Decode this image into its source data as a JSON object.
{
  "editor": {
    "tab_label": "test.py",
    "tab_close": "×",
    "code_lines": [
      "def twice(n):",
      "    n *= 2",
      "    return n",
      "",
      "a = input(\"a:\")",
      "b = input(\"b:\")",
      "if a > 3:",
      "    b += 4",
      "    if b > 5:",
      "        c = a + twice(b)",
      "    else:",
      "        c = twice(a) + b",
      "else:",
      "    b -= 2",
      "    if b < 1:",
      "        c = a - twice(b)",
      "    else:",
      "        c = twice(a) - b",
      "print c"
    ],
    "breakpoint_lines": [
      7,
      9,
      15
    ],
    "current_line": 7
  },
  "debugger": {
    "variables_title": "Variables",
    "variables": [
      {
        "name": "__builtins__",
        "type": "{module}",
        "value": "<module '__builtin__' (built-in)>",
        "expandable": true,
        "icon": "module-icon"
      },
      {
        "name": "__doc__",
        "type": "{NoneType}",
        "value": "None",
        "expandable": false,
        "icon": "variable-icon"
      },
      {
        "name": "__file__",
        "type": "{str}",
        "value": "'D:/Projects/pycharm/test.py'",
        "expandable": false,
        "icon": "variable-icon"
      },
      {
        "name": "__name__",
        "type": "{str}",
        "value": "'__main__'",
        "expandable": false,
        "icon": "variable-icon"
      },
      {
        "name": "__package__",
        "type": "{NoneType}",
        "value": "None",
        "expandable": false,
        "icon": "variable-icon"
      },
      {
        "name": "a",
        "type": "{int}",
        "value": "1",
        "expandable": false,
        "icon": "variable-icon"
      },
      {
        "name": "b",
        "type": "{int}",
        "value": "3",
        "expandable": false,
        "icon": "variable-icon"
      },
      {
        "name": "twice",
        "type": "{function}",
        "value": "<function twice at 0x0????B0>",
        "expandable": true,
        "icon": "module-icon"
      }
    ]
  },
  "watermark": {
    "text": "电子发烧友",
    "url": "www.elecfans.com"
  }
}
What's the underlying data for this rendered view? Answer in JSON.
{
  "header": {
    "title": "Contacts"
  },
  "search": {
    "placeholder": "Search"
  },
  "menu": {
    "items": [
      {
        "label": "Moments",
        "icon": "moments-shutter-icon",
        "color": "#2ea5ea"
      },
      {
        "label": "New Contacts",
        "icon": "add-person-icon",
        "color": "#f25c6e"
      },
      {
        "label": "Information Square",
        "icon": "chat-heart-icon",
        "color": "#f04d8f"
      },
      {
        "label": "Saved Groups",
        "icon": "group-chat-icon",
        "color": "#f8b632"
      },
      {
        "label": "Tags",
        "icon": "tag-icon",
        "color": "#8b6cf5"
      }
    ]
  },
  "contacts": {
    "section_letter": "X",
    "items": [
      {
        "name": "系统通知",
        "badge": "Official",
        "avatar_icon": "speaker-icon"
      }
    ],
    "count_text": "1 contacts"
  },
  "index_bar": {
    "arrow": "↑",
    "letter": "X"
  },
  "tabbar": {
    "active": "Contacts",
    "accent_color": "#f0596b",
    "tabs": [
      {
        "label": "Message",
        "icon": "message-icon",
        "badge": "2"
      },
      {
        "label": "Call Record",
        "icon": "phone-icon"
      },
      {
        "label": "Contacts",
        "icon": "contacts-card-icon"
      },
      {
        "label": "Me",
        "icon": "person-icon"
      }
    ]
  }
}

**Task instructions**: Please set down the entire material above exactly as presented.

**Task response**:
Decode this image into its source data as a JSON object.
{
  "editor": {
    "tab_label": "test.py",
    "tab_close": "×",
    "code_lines": [
      "def twice(n):",
      "    n *= 2",
      "    return n",
      "",
      "a = input(\"a:\")",
      "b = input(\"b:\")",
      "if a > 3:",
      "    b += 4",
      "    if b > 5:",
      "        c = a + twice(b)",
      "    else:",
      "        c = twice(a) + b",
      "else:",
      "    b -= 2",
      "    if b < 1:",
      "        c = a - twice(b)",
      "    else:",
      "        c = twice(a) - b",
      "print c"
    ],
    "breakpoint_lines": [
      7,
      9,
      15
    ],
    "current_line": 7
  },
  "debugger": {
    "variables_title": "Variables",
    "variables": [
      {
        "name": "__builtins__",
        "type": "{module}",
        "value": "<module '__builtin__' (built-in)>",
        "expandable": true,
        "icon": "module-icon"
      },
      {
        "name": "__doc__",
        "type": "{NoneType}",
        "value": "None",
        "expandable": false,
        "icon": "variable-icon"
      },
      {
        "name": "__file__",
        "type": "{str}",
        "value": "'D:/Projects/pycharm/test.py'",
        "expandable": false,
        "icon": "variable-icon"
      },
      {
        "name": "__name__",
        "type": "{str}",
        "value": "'__main__'",
        "expandable": false,
        "icon": "variable-icon"
      },
      {
        "name": "__package__",
        "type": "{NoneType}",
        "value": "None",
        "expandable": false,
        "icon": "variable-icon"
      },
      {
        "name": "a",
        "type": "{int}",
        "value": "1",
        "expandable": false,
        "icon": "variable-icon"
      },
      {
        "name": "b",
        "type": "{int}",
        "value": "3",
        "expandable": false,
        "icon": "variable-icon"
      },
      {
        "name": "twice",
        "type": "{function}",
        "value": "<function twice at 0x0????B0>",
        "expandable": true,
        "icon": "module-icon"
      }
    ]
  },
  "watermark": {
    "text": "电子发烧友",
    "url": "www.elecfans.com"
  }
}
What's the underlying data for this rendered view? Answer in JSON.
{
  "header": {
    "title": "Contacts"
  },
  "search": {
    "placeholder": "Search"
  },
  "menu": {
    "items": [
      {
        "label": "Moments",
        "icon": "moments-shutter-icon",
        "color": "#2ea5ea"
      },
      {
        "label": "New Contacts",
        "icon": "add-person-icon",
        "color": "#f25c6e"
      },
      {
        "label": "Information Square",
        "icon": "chat-heart-icon",
        "color": "#f04d8f"
      },
      {
        "label": "Saved Groups",
        "icon": "group-chat-icon",
        "color": "#f8b632"
      },
      {
        "label": "Tags",
        "icon": "tag-icon",
        "color": "#8b6cf5"
      }
    ]
  },
  "contacts": {
    "section_letter": "X",
    "items": [
      {
        "name": "系统通知",
        "badge": "Official",
        "avatar_icon": "speaker-icon"
      }
    ],
    "count_text": "1 contacts"
  },
  "index_bar": {
    "arrow": "↑",
    "letter": "X"
  },
  "tabbar": {
    "active": "Contacts",
    "accent_color": "#f0596b",
    "tabs": [
      {
        "label": "Message",
        "icon": "message-icon",
        "badge": "2"
      },
      {
        "label": "Call Record",
        "icon": "phone-icon"
      },
      {
        "label": "Contacts",
        "icon": "contacts-card-icon"
      },
      {
        "label": "Me",
        "icon": "person-icon"
      }
    ]
  }
}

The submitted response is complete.